I like interacting with people. I like taking pictures of people. I like looking at pictures of people. So when I get an assignment that doesn't involve me photographing people, I usually cringe. This was the case when I got an assignment from Illumination magazine to illustrate a story about munitions pollution remediation. The Department of Defense has identified 2,307 contaminated sites (more than 15 million acres) across the country, for which they have no viable plan to clean up. The story was about two researchers at Mizzou who have invented a new cost effective remediation process to clean up TNT and DNT pollution. I had two main obstacles with this assignment. The first was to find a site that was visually appealing. The second and most difficult was to actually gain access to the site. As you can imagine, the DOD was not real receptive to any publicity about these polluted sites. After weeks of dead ends, I finally had a break through and gained access to a site in Weldon Springs, MO.

The Weldon Springs Ordinance Works was the largest manufacturer of TNT and DNT during WWII. Over the course of the war Weldon Springs employed 5,000 people and manufactured millions of tons of explosives. Explosives manufacturing ended shortly after the war, but the site was then used to enrich weapons grade uranium up until the end of The Cold War. In the early 2000's the DOD worked with the EPA to clean up the contaminated site. Everything was burned, leveled and buried, which was the accepted remediation techniques used at the time. Everything except 1,600 acres that remained an Army ROTC training center. The below photographs came from this section of land.

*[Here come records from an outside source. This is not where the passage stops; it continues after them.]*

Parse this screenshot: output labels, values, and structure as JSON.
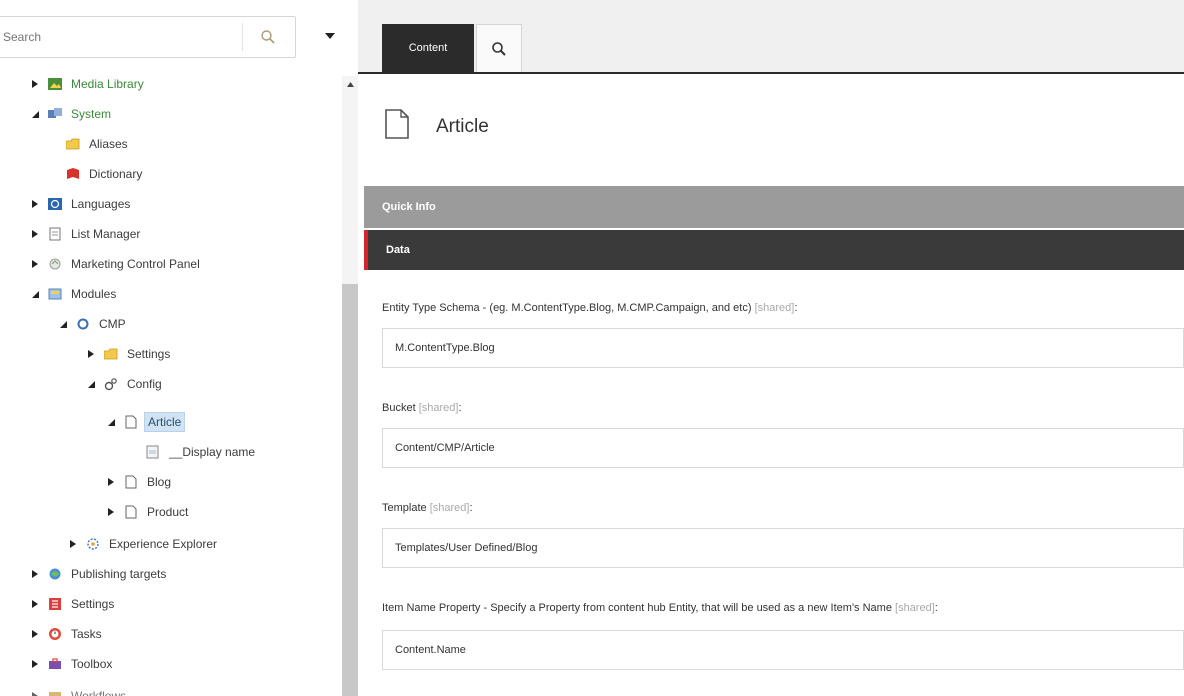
{
  "search": {
    "placeholder": "Search"
  },
  "tree": {
    "items": [
      {
        "label": "Media Library"
      },
      {
        "label": "System"
      },
      {
        "label": "Aliases"
      },
      {
        "label": "Dictionary"
      },
      {
        "label": "Languages"
      },
      {
        "label": "List Manager"
      },
      {
        "label": "Marketing Control Panel"
      },
      {
        "label": "Modules"
      },
      {
        "label": "CMP"
      },
      {
        "label": "Settings"
      },
      {
        "label": "Config"
      },
      {
        "label": "Article"
      },
      {
        "label": "__Display name"
      },
      {
        "label": "Blog"
      },
      {
        "label": "Product"
      },
      {
        "label": "Experience Explorer"
      },
      {
        "label": "Publishing targets"
      },
      {
        "label": "Settings"
      },
      {
        "label": "Tasks"
      },
      {
        "label": "Toolbox"
      },
      {
        "label": "Workflows"
      }
    ]
  },
  "tabs": {
    "content": "Content"
  },
  "item": {
    "title": "Article"
  },
  "sections": {
    "quick_info": "Quick Info",
    "data": "Data"
  },
  "fields": [
    {
      "label": "Entity Type Schema - (eg. M.ContentType.Blog, M.CMP.Campaign, and etc)",
      "shared": "[shared]",
      "suffix": ":",
      "value": "M.ContentType.Blog"
    },
    {
      "label": "Bucket",
      "shared": "[shared]",
      "suffix": ":",
      "value": "Content/CMP/Article"
    },
    {
      "label": "Template",
      "shared": "[shared]",
      "suffix": ":",
      "value": "Templates/User Defined/Blog"
    },
    {
      "label": "Item Name Property - Specify a Property from content hub Entity, that will be used as a new Item's Name",
      "shared": "[shared]",
      "suffix": ":",
      "value": "Content.Name"
    }
  ],
  "colors": {
    "accent": "#d9242b",
    "dark_bar": "#3a3a3a",
    "grey_bar": "#9b9b9b",
    "selection": "#cfe3f3",
    "green_text": "#3a8a3a"
  },
  "icons": [
    "search-icon",
    "caret-down-icon",
    "media-library-icon",
    "system-icon",
    "aliases-folder-icon",
    "dictionary-icon",
    "languages-icon",
    "list-manager-icon",
    "marketing-control-panel-icon",
    "modules-icon",
    "cmp-icon",
    "settings-folder-icon",
    "config-icon",
    "document-icon",
    "display-name-field-icon",
    "experience-explorer-icon",
    "publishing-targets-icon",
    "settings-icon",
    "tasks-icon",
    "toolbox-icon",
    "workflows-icon"
  ]
}
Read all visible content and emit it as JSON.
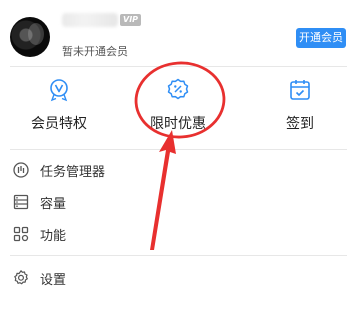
{
  "header": {
    "vip_badge": "VIP",
    "member_status": "暂未开通会员",
    "open_button": "开通会员"
  },
  "features": {
    "member_privileges": "会员特权",
    "limited_offer": "限时优惠",
    "check_in": "签到"
  },
  "menu": {
    "task_manager": "任务管理器",
    "capacity": "容量",
    "functions": "功能",
    "settings": "设置"
  },
  "colors": {
    "accent": "#2f8ef5",
    "annotation": "#e8302f"
  },
  "icons": [
    "avatar",
    "vip-icon",
    "discount-badge-icon",
    "calendar-check-icon",
    "task-manager-icon",
    "storage-icon",
    "grid-icon",
    "gear-icon"
  ]
}
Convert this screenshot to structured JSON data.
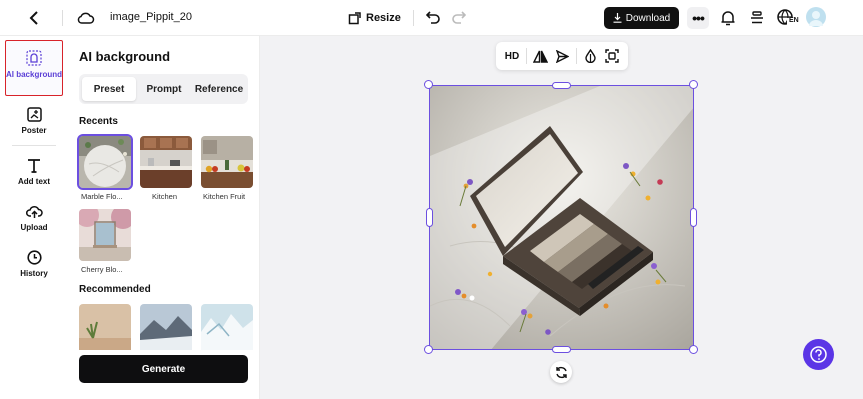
{
  "topbar": {
    "back_icon": "chevron-left-icon",
    "cloud_icon": "cloud-icon",
    "project_title": "image_Pippit_20",
    "resize_label": "Resize",
    "download_label": "Download",
    "more_label": "•••",
    "lang_badge": "EN"
  },
  "rail": {
    "items": [
      {
        "label": "AI background",
        "icon": "ai-background-icon",
        "active": true
      },
      {
        "label": "Poster",
        "icon": "poster-icon"
      },
      {
        "label": "Add text",
        "icon": "text-icon"
      },
      {
        "label": "Upload",
        "icon": "upload-cloud-icon"
      },
      {
        "label": "History",
        "icon": "clock-icon"
      }
    ]
  },
  "panel": {
    "title": "AI background",
    "tabs": [
      {
        "label": "Preset",
        "selected": true
      },
      {
        "label": "Prompt"
      },
      {
        "label": "Reference"
      }
    ],
    "recents_heading": "Recents",
    "recents": [
      {
        "label": "Marble Flo...",
        "selected": true
      },
      {
        "label": "Kitchen"
      },
      {
        "label": "Kitchen Fruit"
      },
      {
        "label": "Cherry Blo..."
      }
    ],
    "recommended_heading": "Recommended",
    "generate_label": "Generate"
  },
  "canvas_toolbar": {
    "hd_label": "HD",
    "flip_icon": "flip-icon",
    "send_icon": "send-icon",
    "drop_icon": "opacity-drop-icon",
    "frame_icon": "smart-crop-icon"
  },
  "colors": {
    "accent": "#6c4fe0",
    "help_button": "#5b35e6",
    "highlight_border": "#d8232a"
  }
}
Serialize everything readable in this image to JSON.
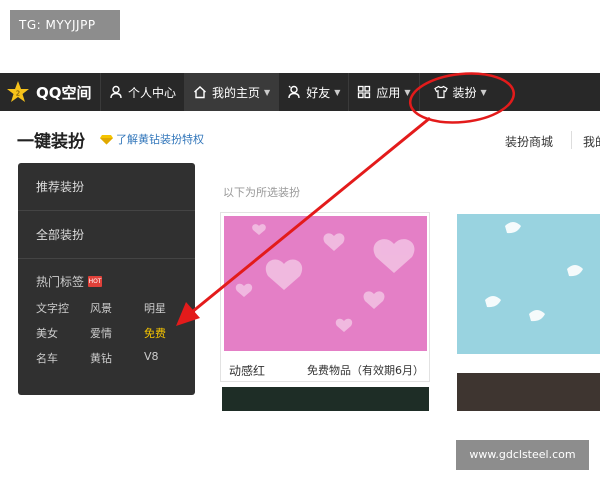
{
  "watermark_top": "TG: MYYJJPP",
  "watermark_bottom": "www.gdclsteel.com",
  "navbar": {
    "logo_text": "QQ空间",
    "items": [
      {
        "label": "个人中心",
        "icon": "user-icon"
      },
      {
        "label": "我的主页",
        "icon": "home-icon"
      },
      {
        "label": "好友",
        "icon": "friends-icon"
      },
      {
        "label": "应用",
        "icon": "apps-grid-icon"
      },
      {
        "label": "装扮",
        "icon": "tshirt-icon"
      }
    ]
  },
  "header": {
    "title": "一键装扮",
    "vip_link": "了解黄钻装扮特权",
    "shop_link": "装扮商城",
    "my_link": "我的"
  },
  "sidebar": {
    "recommended": "推荐装扮",
    "all": "全部装扮",
    "hot_tags_title": "热门标签",
    "hot_badge": "HOT",
    "tags": [
      "文字控",
      "风景",
      "明星",
      "美女",
      "爱情",
      "免费",
      "名车",
      "黄钻",
      "V8"
    ],
    "selected_tag": "免费"
  },
  "main": {
    "caption": "以下为所选装扮",
    "card": {
      "name": "动感红",
      "meta": "免费物品（有效期6月）"
    }
  },
  "colors": {
    "navbar_bg": "#282828",
    "sidebar_bg": "#303030",
    "card_pink": "#e47fc6",
    "card_blue": "#99d3e0",
    "selected_tag": "#f5c400",
    "link_blue": "#3377bb",
    "annotation_red": "#e31b1b"
  }
}
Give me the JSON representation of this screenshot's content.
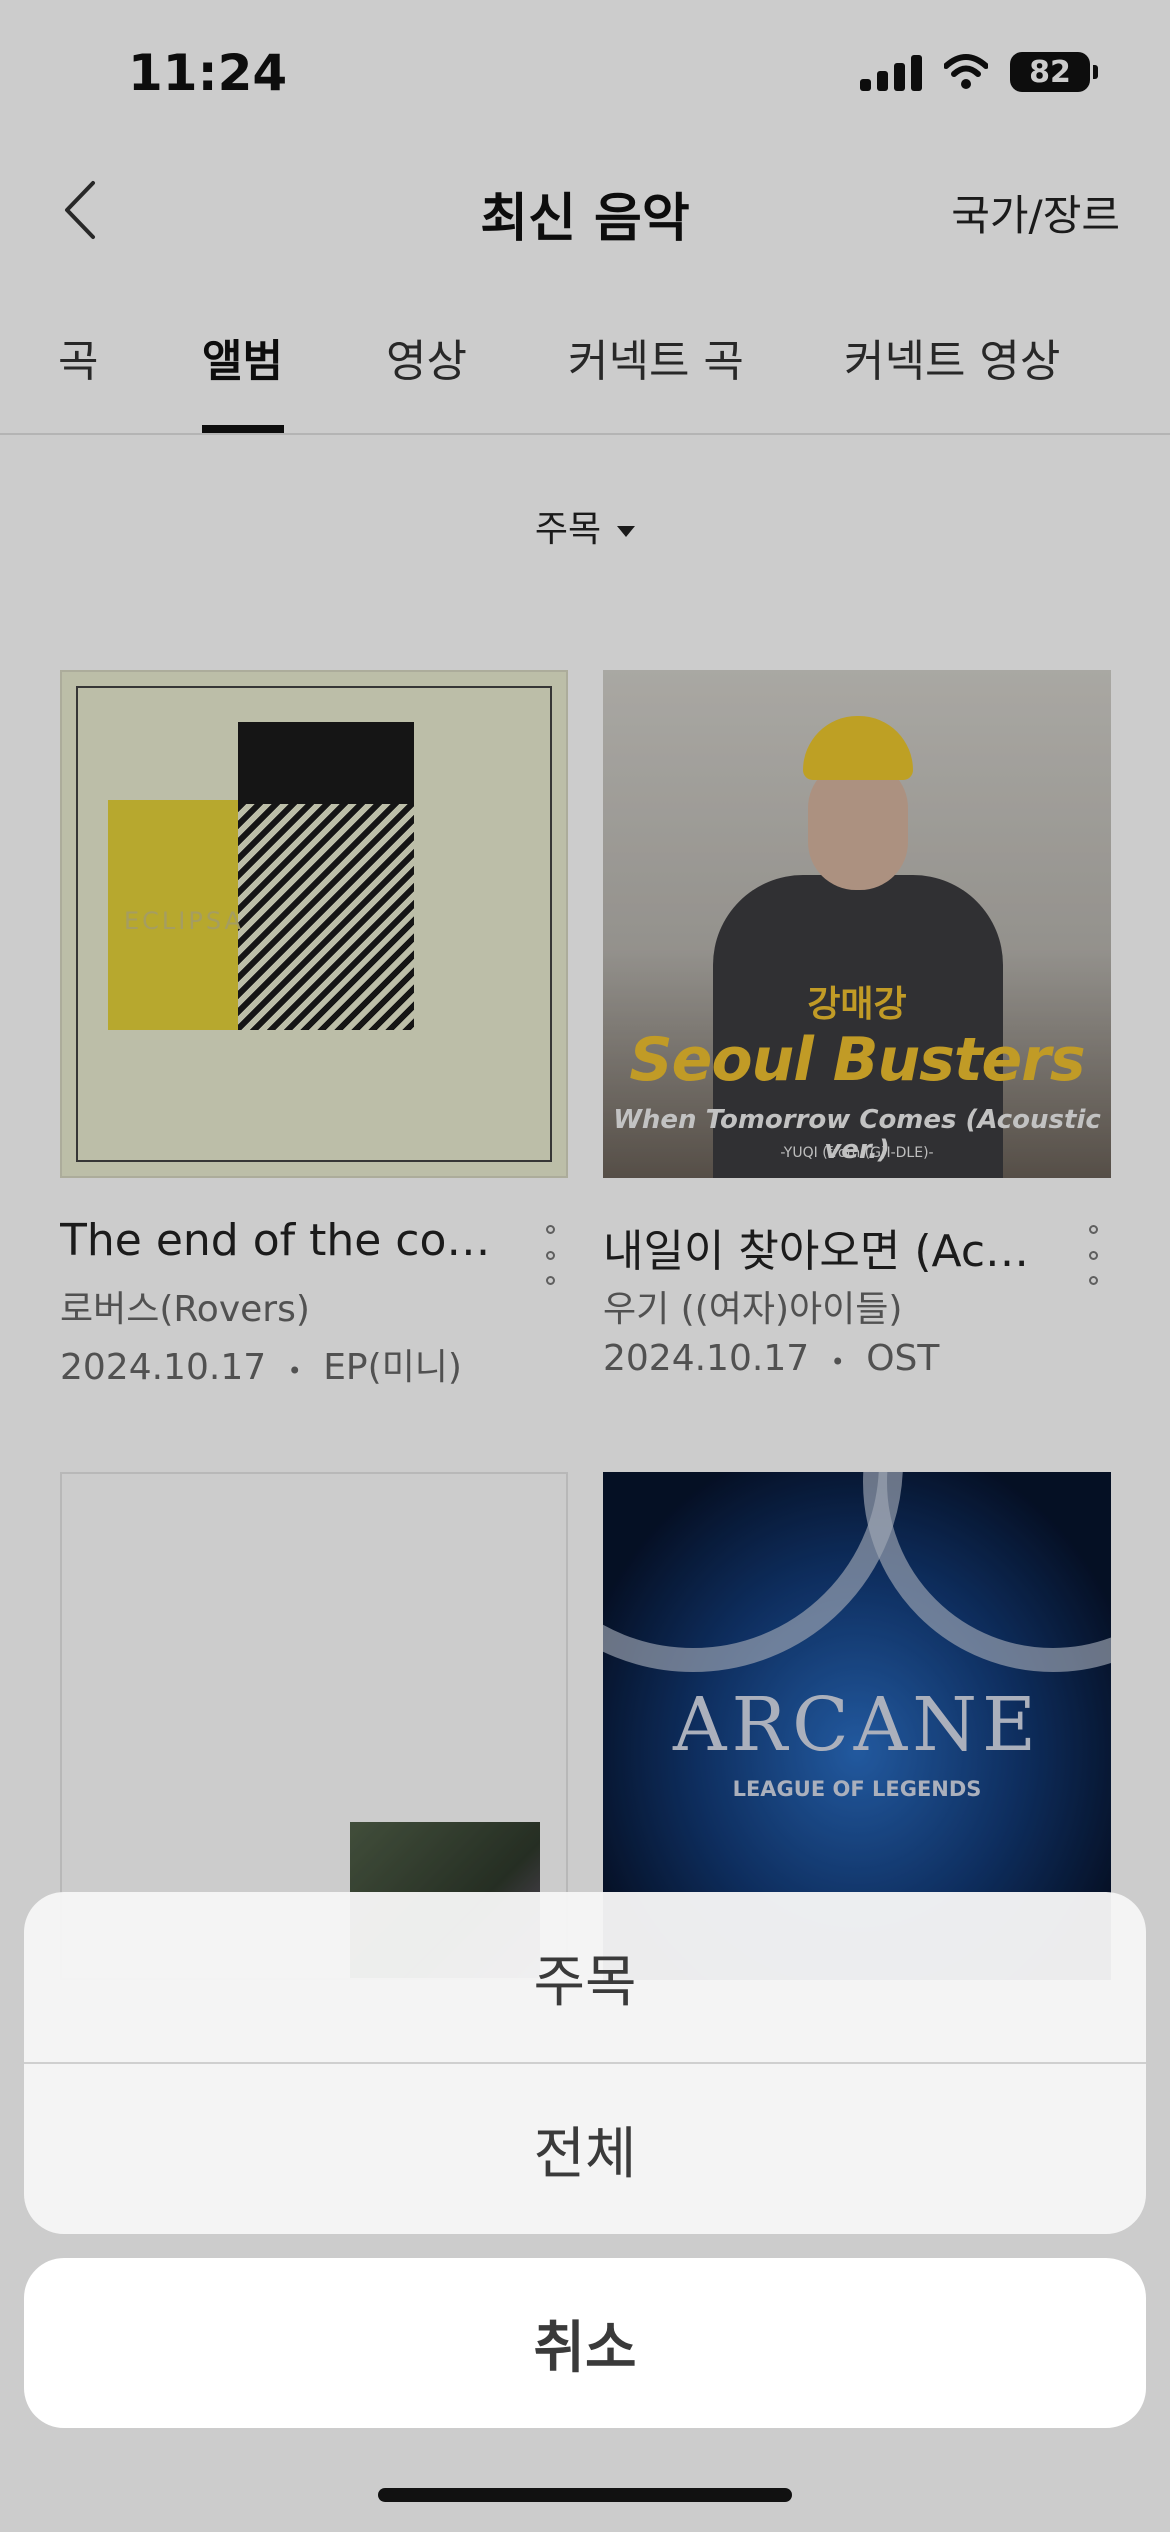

I still don't like getting assignments where I'm not photographing people, but if I do, I hope they are all as visually stimulating as this place was.